Lahde is a multimedia artist who transforms objects. She often takes things such as measuring tapes, rulers and phone books – functional items from a utilitarian world – and turns them into poetic artforms by simple, straightforward manipulation. The objects start out as items used to measure, catalog or document the world around us. They end up as graceful and intriguing sculptures and installations.
Metric System is a classic example of Lahde’s work. In it she has woven three lengths of different colored measuring tapes together to create one large triangle that hugs the wall.
Shape is the first design element we notice when looking at this work. It is a simple triangle with stair-step edges that separate the shape from the wall. The jagged edges make the shape look almost like it is quivering.
Color is another primary element that stands out. Her consistent use of three distinct blues gives the entire configuration an overall cool color range.
At the same time it is nearly impossible to ignore the rhythms and patterns that dance across the surface of the piece. Darker and lighter color squares appear with methodical regularity that suggests predictability, uniformity and general harmony.

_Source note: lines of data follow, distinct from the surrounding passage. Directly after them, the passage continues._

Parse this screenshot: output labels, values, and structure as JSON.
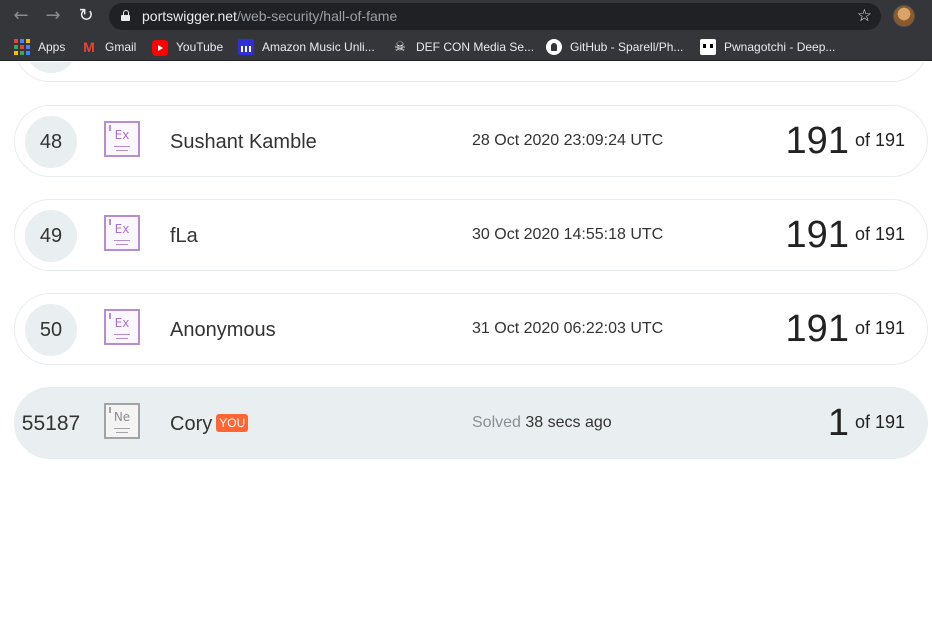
{
  "browser": {
    "url_host": "portswigger.net",
    "url_path": "/web-security/hall-of-fame",
    "back_icon": "←",
    "forward_icon": "→",
    "reload_icon": "↻",
    "star_icon": "☆"
  },
  "bookmarks": [
    {
      "label": "Apps",
      "icon": "apps-grid-icon"
    },
    {
      "label": "Gmail",
      "icon": "gmail-icon"
    },
    {
      "label": "YouTube",
      "icon": "youtube-icon"
    },
    {
      "label": "Amazon Music Unli...",
      "icon": "amazon-music-icon"
    },
    {
      "label": "DEF CON Media Se...",
      "icon": "defcon-icon"
    },
    {
      "label": "GitHub - Sparell/Ph...",
      "icon": "github-icon"
    },
    {
      "label": "Pwnagotchi - Deep...",
      "icon": "pwnagotchi-icon"
    }
  ],
  "leaderboard": [
    {
      "rank": "48",
      "level": "Ex",
      "name": "Sushant Kamble",
      "date": "28 Oct 2020 23:09:24 UTC",
      "solved": "191",
      "of_label": "of 191"
    },
    {
      "rank": "49",
      "level": "Ex",
      "name": "fLa",
      "date": "30 Oct 2020 14:55:18 UTC",
      "solved": "191",
      "of_label": "of 191"
    },
    {
      "rank": "50",
      "level": "Ex",
      "name": "Anonymous",
      "date": "31 Oct 2020 06:22:03 UTC",
      "solved": "191",
      "of_label": "of 191"
    }
  ],
  "me": {
    "rank": "55187",
    "level": "Ne",
    "name": "Cory",
    "you_badge": "YOU",
    "solved_prefix": "Solved",
    "solved_ago": "38 secs ago",
    "solved": "1",
    "of_label": "of 191"
  },
  "colors": {
    "accent_orange": "#ff6633",
    "expert_purple": "#b48ed1",
    "row_highlight": "#e9eef0"
  }
}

Through skillful manipulation, Lahde has created the illusion of a three-dimensional surface here – a series of small cubes side by side and stacked together. Viewers imagine the different planes of actual cubes as they seem to come forward, face us and then recede. That illusion of three dimensions introduces the element of texture to the work. Real texture is present because this is actual material folded and nailed to the wall. Real texture also appears as accents at both ends of the folded lengths of tape where metal tabs meet the cloth.

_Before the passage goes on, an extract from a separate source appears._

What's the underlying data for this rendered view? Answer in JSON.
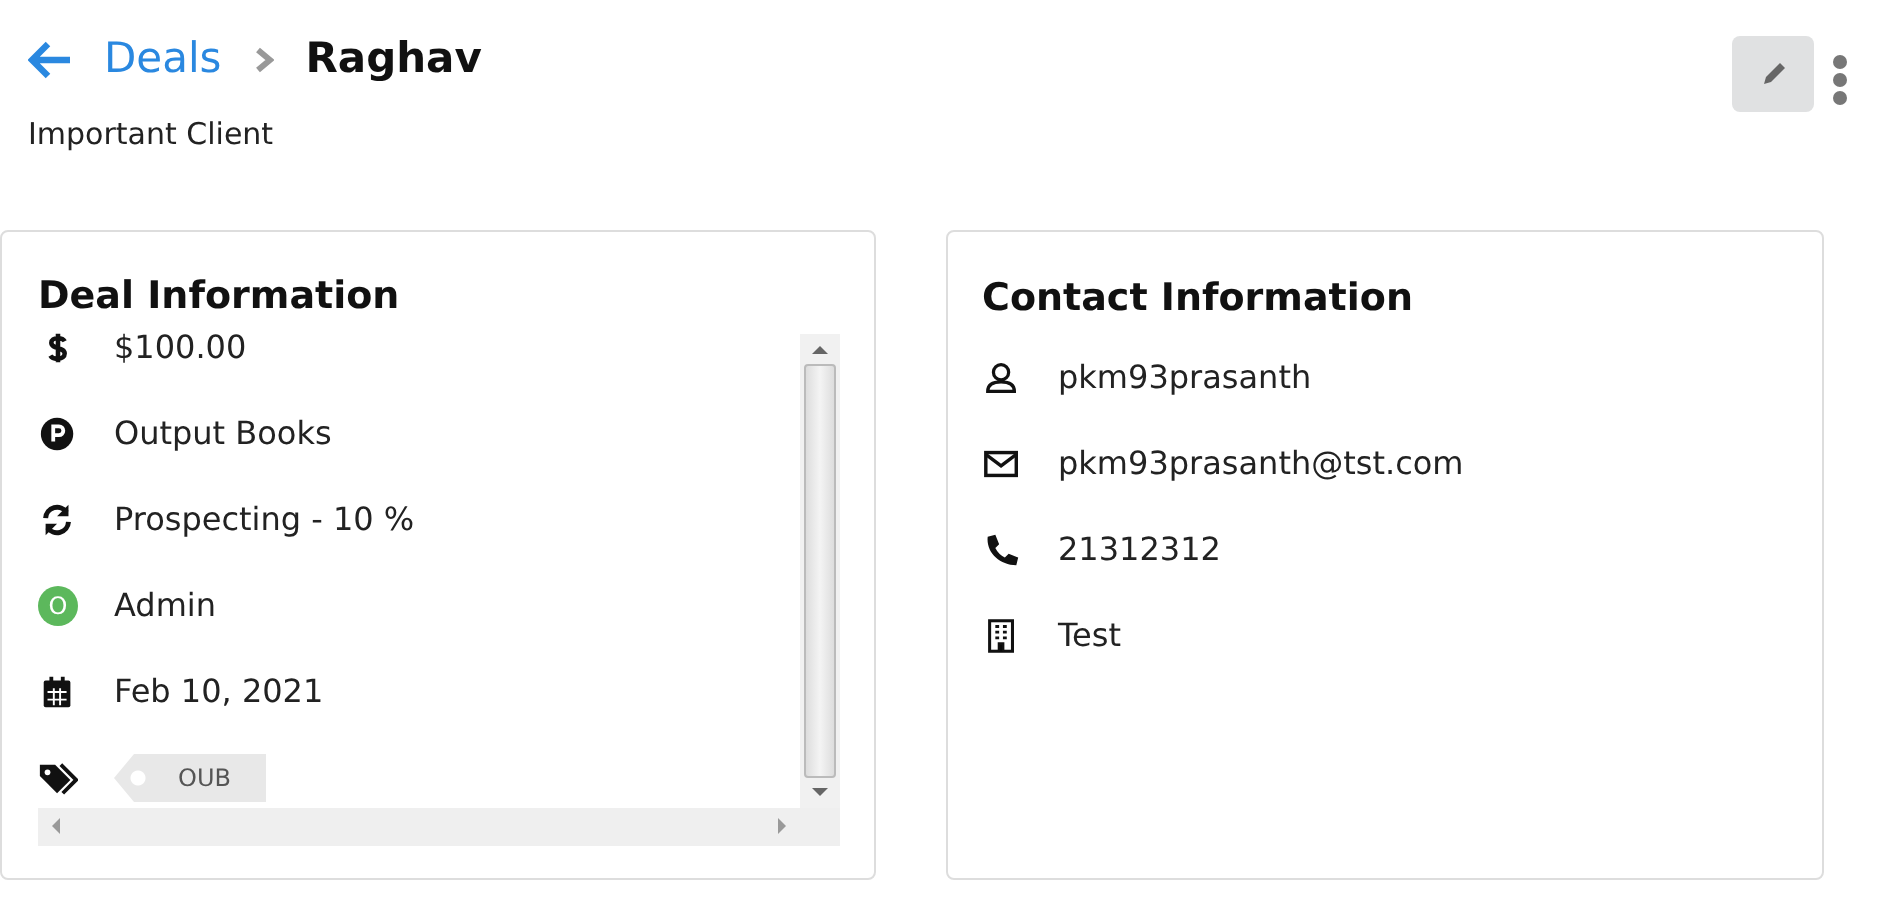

The element of line is both actual and implied. First there are actual lines printed on the tape along with numbers. Implied lines occur on two levels. The whole triangle seems to be made of stacked and organized rows of cubes (i.e. lines), and once we realize that the original objects are lengths of tape the whole shape becomes three long continuous lines in our mind – dark, medium and light blue.
Lines and Curves uses string that has been embedded with colored chalk. These “snap lines” are commonly used at construction sites to mark straight lines on walls, floors, lumber and concrete.
Lahde once again transforms this very utilitarian item into something intriguing and poetic.
Color is one of the most prominent elements of the piece. The dark blue chalk clearly distinguishes itself from the white background panel. It totally dominates the natural color of the string and it leaves enough residue on the panel to make a mark that visually competes with the actual string.
Line is another dominant element here. The straight lines at the top are created when the string is stretched tightly and hooked over the nails hammered into the background panel. The string is then plucked, or snapped, and it leaves a chalky imprint as it bounces off the panel’s surface. Lahde then unhooks each piece of string from the nail at the apex of its configuration and allows the string to droop gracefully below. The result is a combination of “drawn” lines and linear string.
Shape is the next thing we notice. The entire piece is a diamond shape that is much more dynamic than a square or rectangle. The combination of straight lines and drooping lines creates a chevron-like shape inside the diamond. That chevron shape nestles perfectly inside the space – its straight lines mirroring the top edges of the larger shape and the curving lines comfortably filling the bottom portion of the composition.
Rhythm and pattern once again play an important role in one of Lahde’s pieces. In this work we also see the principle of unity and variety emphasized. The spacing between the lines creates a visual rhythm that is predictable. As the lines repeat themselves they create a pattern that reinforces that predictability. The straight lines at the top of the composition are, however, very different than the curved lines at the bottom. The common color and dimensions of all the lines creates unity while the straight vs curved lines create variety.
This piece also has real and implied texture. The straight lines have fuzzy edges generated by the snapping action that created them. These edges suggest a very tactile mark. The curved lines are actual pieces of string with real texture.
Finally…there are dots. Can you see them? The precisely positioned nail heads provide physical support for the string but then stay around to add rhythm and unity to the finished piece.
In both Metric System and Lines and Curves there is also the element of time and motion at play. Looking at both pieces it is impossible to avoid thinking about how they were created. We can almost visualize a video playback of the process – from folding and tacking the measuring tapes to stretching, snapping and then releasing the strings.
All of these design elements and principles (and much more) are covered in our book Design: A Beginner’s Handbook. Visit Apple’s iBooks store to download a free sample.